**Records shown**
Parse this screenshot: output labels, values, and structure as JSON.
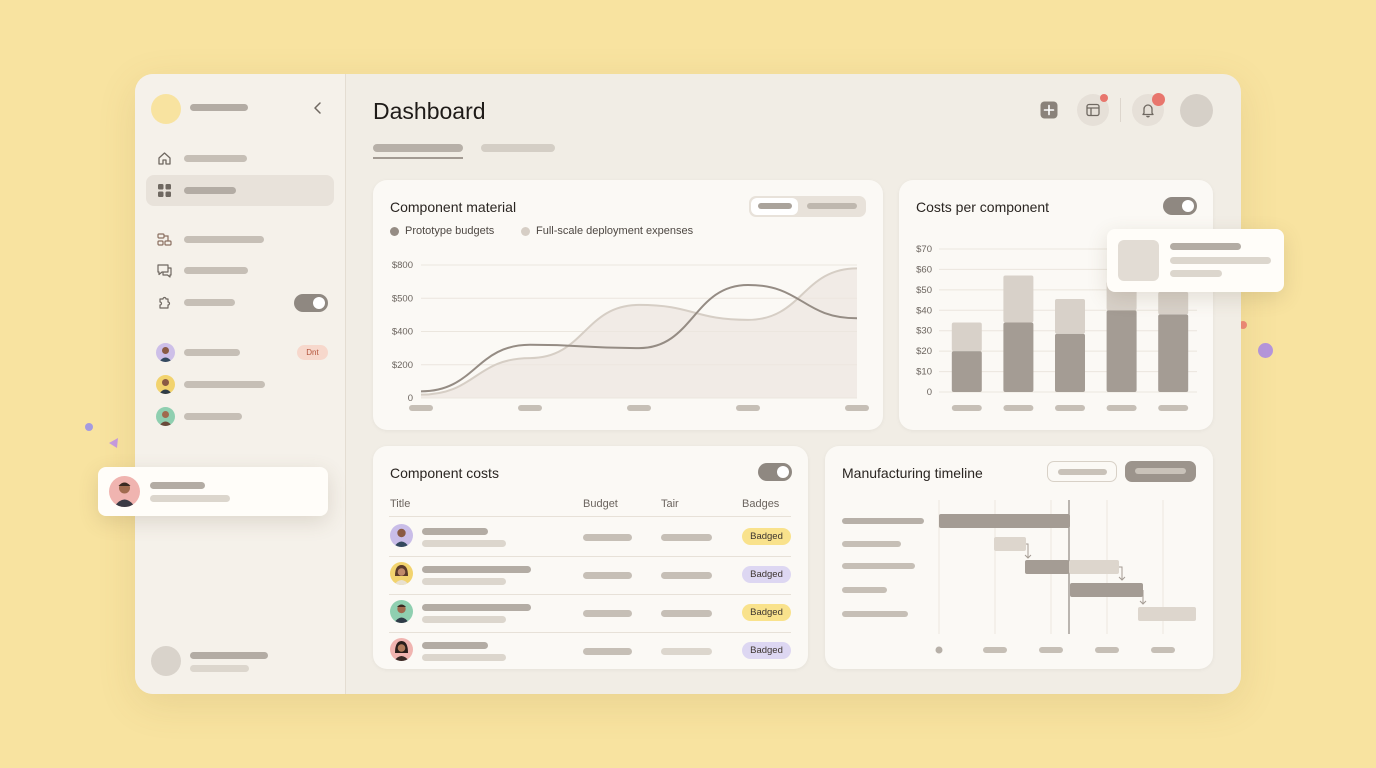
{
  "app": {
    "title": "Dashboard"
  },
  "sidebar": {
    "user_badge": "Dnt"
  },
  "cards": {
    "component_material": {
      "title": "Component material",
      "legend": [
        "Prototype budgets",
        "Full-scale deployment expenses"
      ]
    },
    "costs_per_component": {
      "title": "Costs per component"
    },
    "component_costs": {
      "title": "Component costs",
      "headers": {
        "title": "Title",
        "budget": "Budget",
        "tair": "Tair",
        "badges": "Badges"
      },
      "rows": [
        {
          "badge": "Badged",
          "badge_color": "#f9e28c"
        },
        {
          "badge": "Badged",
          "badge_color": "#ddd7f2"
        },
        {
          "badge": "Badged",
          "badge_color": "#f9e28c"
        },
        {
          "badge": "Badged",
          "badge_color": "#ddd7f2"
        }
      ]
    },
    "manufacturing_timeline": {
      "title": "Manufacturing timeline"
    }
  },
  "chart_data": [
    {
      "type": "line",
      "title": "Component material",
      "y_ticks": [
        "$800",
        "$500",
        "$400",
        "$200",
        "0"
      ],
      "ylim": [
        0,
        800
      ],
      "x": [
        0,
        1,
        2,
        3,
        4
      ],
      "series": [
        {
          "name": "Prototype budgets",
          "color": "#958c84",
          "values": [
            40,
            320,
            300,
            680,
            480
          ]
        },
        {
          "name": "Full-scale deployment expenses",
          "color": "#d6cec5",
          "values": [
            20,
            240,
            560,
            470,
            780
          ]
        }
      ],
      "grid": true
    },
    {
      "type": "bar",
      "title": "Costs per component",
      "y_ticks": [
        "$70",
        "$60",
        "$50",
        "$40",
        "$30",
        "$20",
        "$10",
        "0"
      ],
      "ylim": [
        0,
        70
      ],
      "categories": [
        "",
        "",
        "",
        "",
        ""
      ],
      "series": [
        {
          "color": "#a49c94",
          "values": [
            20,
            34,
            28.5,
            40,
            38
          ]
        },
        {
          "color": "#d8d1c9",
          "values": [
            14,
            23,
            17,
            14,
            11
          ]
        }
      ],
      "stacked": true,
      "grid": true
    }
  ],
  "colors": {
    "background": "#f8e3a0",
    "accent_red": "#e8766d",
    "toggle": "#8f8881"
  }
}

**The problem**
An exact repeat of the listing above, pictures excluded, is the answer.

**Answer box**
Parse this screenshot: output labels, values, and structure as JSON.
{
  "app": {
    "title": "Dashboard"
  },
  "sidebar": {
    "user_badge": "Dnt"
  },
  "cards": {
    "component_material": {
      "title": "Component material",
      "legend": [
        "Prototype budgets",
        "Full-scale deployment expenses"
      ]
    },
    "costs_per_component": {
      "title": "Costs per component"
    },
    "component_costs": {
      "title": "Component costs",
      "headers": {
        "title": "Title",
        "budget": "Budget",
        "tair": "Tair",
        "badges": "Badges"
      },
      "rows": [
        {
          "badge": "Badged",
          "badge_color": "#f9e28c"
        },
        {
          "badge": "Badged",
          "badge_color": "#ddd7f2"
        },
        {
          "badge": "Badged",
          "badge_color": "#f9e28c"
        },
        {
          "badge": "Badged",
          "badge_color": "#ddd7f2"
        }
      ]
    },
    "manufacturing_timeline": {
      "title": "Manufacturing timeline"
    }
  },
  "chart_data": [
    {
      "type": "line",
      "title": "Component material",
      "y_ticks": [
        "$800",
        "$500",
        "$400",
        "$200",
        "0"
      ],
      "ylim": [
        0,
        800
      ],
      "x": [
        0,
        1,
        2,
        3,
        4
      ],
      "series": [
        {
          "name": "Prototype budgets",
          "color": "#958c84",
          "values": [
            40,
            320,
            300,
            680,
            480
          ]
        },
        {
          "name": "Full-scale deployment expenses",
          "color": "#d6cec5",
          "values": [
            20,
            240,
            560,
            470,
            780
          ]
        }
      ],
      "grid": true
    },
    {
      "type": "bar",
      "title": "Costs per component",
      "y_ticks": [
        "$70",
        "$60",
        "$50",
        "$40",
        "$30",
        "$20",
        "$10",
        "0"
      ],
      "ylim": [
        0,
        70
      ],
      "categories": [
        "",
        "",
        "",
        "",
        ""
      ],
      "series": [
        {
          "color": "#a49c94",
          "values": [
            20,
            34,
            28.5,
            40,
            38
          ]
        },
        {
          "color": "#d8d1c9",
          "values": [
            14,
            23,
            17,
            14,
            11
          ]
        }
      ],
      "stacked": true,
      "grid": true
    }
  ],
  "colors": {
    "background": "#f8e3a0",
    "accent_red": "#e8766d",
    "toggle": "#8f8881"
  }
}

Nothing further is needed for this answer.